This is the final week of the series “Breaking Down Dystopia” by the One Room Bloggers. On week one, I talked about the supposedly perfect world of Enders Game. On week two, I discussed the breakdown of the world. Basically, what fell apart and what went wrong. This week I will tell you all about what I think that the author was trying to teach us through the book.
So, the basic premise of the book implied that they were using children for soldiers, because, there was a theory that the children thought in different ways than adults and as such were more fit to fight the Formics, aka, the Buggers (the alien race that was growing larger and could potentially invade earth a second time, causing massive casualties and damage). The commanders in Battle School saw Ender through surveillance and they noticed his brutality and ruthlessness. They recruited him to the school and trained him rigorously. After about a year they transferred him to a small moon Eros, that used to be a former base of the Buggers. There, he received further training from the hero of the I.F., Mazer Rackam.
I think the author of Enders Game wanted us to contemplate three big questions: what is a just war, is the good of one person worth sacrificing for the good of many people, and is it acceptable to have child soldiers. This book, when read properly, is a shocking book. Children in a war that is designed to annihilate an entire race that is posing no immediate threat? That is some serious stuff. First, was the war on the Buggers a just war? I think that is was not. There was no immediate threat posed by the Formics. So far, they were peaceful and unthreatening. There was no need to attack them. Second, is the good of the one person worth sacrificing for the good of the world? Enders childhood was destroyed. He was about seven years old when he was enrolled in Battle School and about twelve when he finished. Was it really worth taking his early childhood and using him to defeat a possible threat to Earths future? I have mixed emotions on this question. Saving the world is certainly a good thing but taking a child out of his home to go in to the military is a bad thing. Lastly, is it acceptable to have children as soldiers? I think most, if not all people, would say that the answer is an unequivocal “NO!!!” Children should not have to bear the horrors of war.
Enders Game will make you think very hard. The whole book is one big ethical dilemma.
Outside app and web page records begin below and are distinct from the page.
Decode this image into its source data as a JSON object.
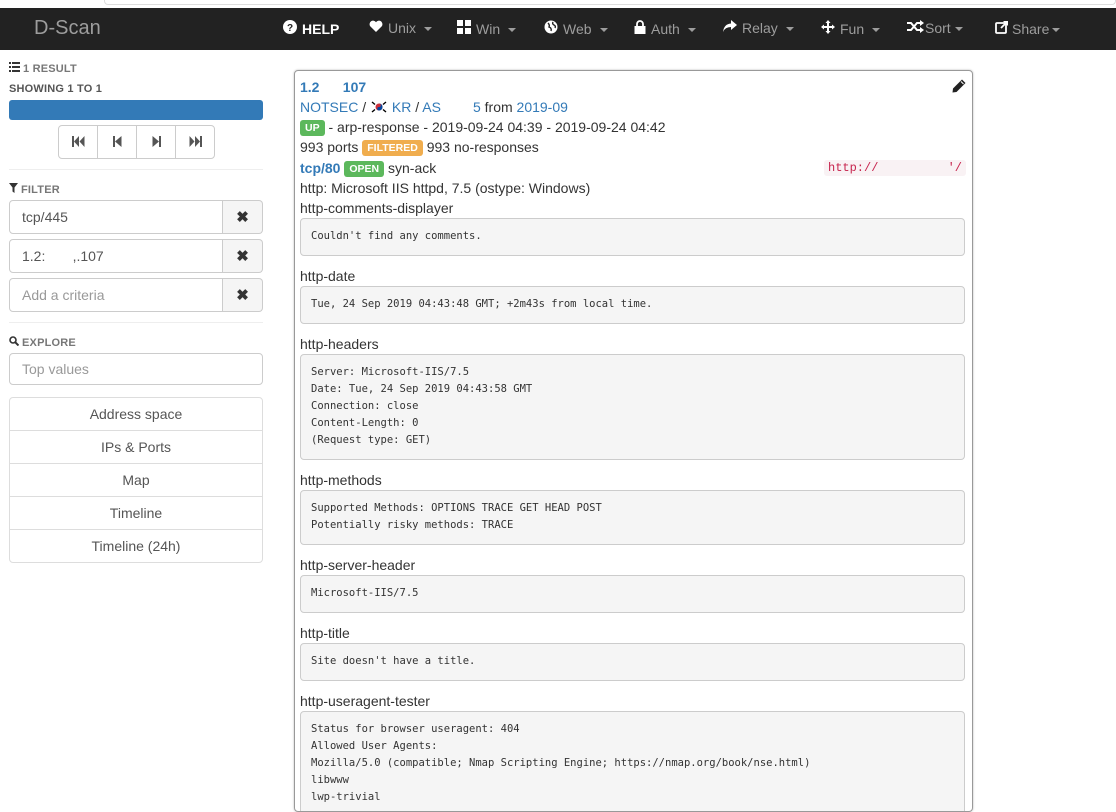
{
  "navbar": {
    "brand": "D-Scan",
    "items": [
      {
        "label": "HELP",
        "icon": "question-circle-icon"
      },
      {
        "label": "Unix",
        "icon": "heart-icon"
      },
      {
        "label": "Win",
        "icon": "windows-icon"
      },
      {
        "label": "Web",
        "icon": "globe-icon"
      },
      {
        "label": "Auth",
        "icon": "lock-icon"
      },
      {
        "label": "Relay",
        "icon": "share-arrow-icon"
      },
      {
        "label": "Fun",
        "icon": "move-icon"
      },
      {
        "label": "Sort",
        "icon": "random-icon"
      },
      {
        "label": "Share",
        "icon": "export-icon"
      }
    ]
  },
  "sidebar": {
    "result_count": "1 RESULT",
    "showing": "SHOWING 1 TO 1",
    "progress": 1.0,
    "filter_heading": "FILTER",
    "filters": [
      {
        "value": "tcp/445"
      },
      {
        "value": "1.2:       ,.107"
      }
    ],
    "add_criteria_placeholder": "Add a criteria",
    "explore_heading": "EXPLORE",
    "top_values_placeholder": "Top values",
    "explore_links": [
      "Address space",
      "IPs & Ports",
      "Map",
      "Timeline",
      "Timeline (24h)"
    ]
  },
  "host": {
    "ip": "1.2      107",
    "org": "NOTSEC",
    "country": "KR",
    "as_prefix": "AS",
    "as_number": "5",
    "from_text": "from",
    "from_date": "2019-09",
    "status": "UP",
    "status_reason": "- arp-response - 2019-09-24 04:39 - 2019-09-24 04:42",
    "ports_count": "993 ports",
    "filtered_label": "FILTERED",
    "filtered_text": "993 no-responses",
    "port": "tcp/80",
    "port_state": "OPEN",
    "port_reason": "syn-ack",
    "url_prefix": "http://",
    "url_suffix": "'/",
    "service": "http: Microsoft IIS httpd, 7.5 (ostype: Windows)"
  },
  "scripts": [
    {
      "name": "http-comments-displayer",
      "output": "Couldn't find any comments."
    },
    {
      "name": "http-date",
      "output": "Tue, 24 Sep 2019 04:43:48 GMT; +2m43s from local time."
    },
    {
      "name": "http-headers",
      "output": "Server: Microsoft-IIS/7.5\nDate: Tue, 24 Sep 2019 04:43:58 GMT\nConnection: close\nContent-Length: 0\n(Request type: GET)"
    },
    {
      "name": "http-methods",
      "output": "Supported Methods: OPTIONS TRACE GET HEAD POST\nPotentially risky methods: TRACE"
    },
    {
      "name": "http-server-header",
      "output": "Microsoft-IIS/7.5"
    },
    {
      "name": "http-title",
      "output": "Site doesn't have a title."
    },
    {
      "name": "http-useragent-tester",
      "output": "Status for browser useragent: 404\nAllowed User Agents:\nMozilla/5.0 (compatible; Nmap Scripting Engine; https://nmap.org/book/nse.html)\nlibwww\nlwp-trivial"
    }
  ]
}
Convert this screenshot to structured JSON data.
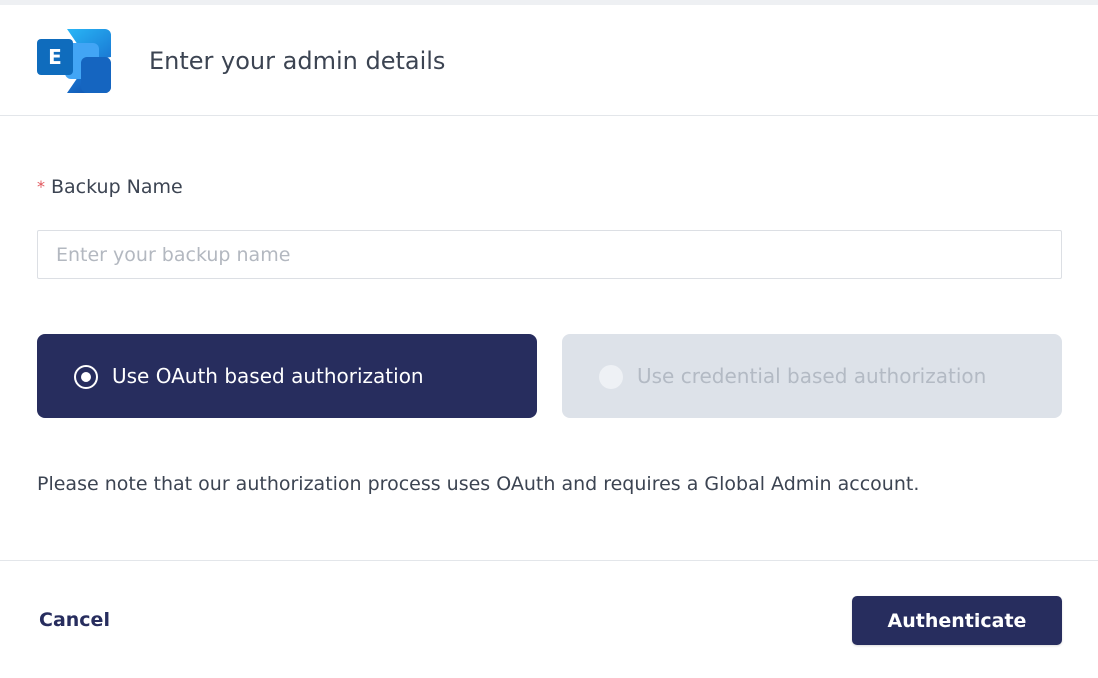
{
  "header": {
    "logo_icon": "exchange-logo-icon",
    "logo_letter": "E",
    "title": "Enter your admin details"
  },
  "form": {
    "required_mark": "*",
    "backup_name_label": "Backup Name",
    "backup_name_placeholder": "Enter your backup name",
    "backup_name_value": ""
  },
  "auth_options": [
    {
      "label": "Use OAuth based authorization",
      "selected": true
    },
    {
      "label": "Use credential based authorization",
      "selected": false
    }
  ],
  "note": "Please note that our authorization process uses OAuth and requires a Global Admin account.",
  "footer": {
    "cancel_label": "Cancel",
    "authenticate_label": "Authenticate"
  },
  "colors": {
    "primary": "#272d5e",
    "disabled_option": "#dde2e9",
    "required": "#e0555b",
    "logo_dark": "#1e6fc9",
    "logo_light": "#4fc3f7"
  }
}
It is a very serious book talking about some very serious stuff!
I hope this series, Breaking Down Dystopia, will encourage you to take a closer look at the dystopian novels that are flooding into the young peoples section in our local library’s.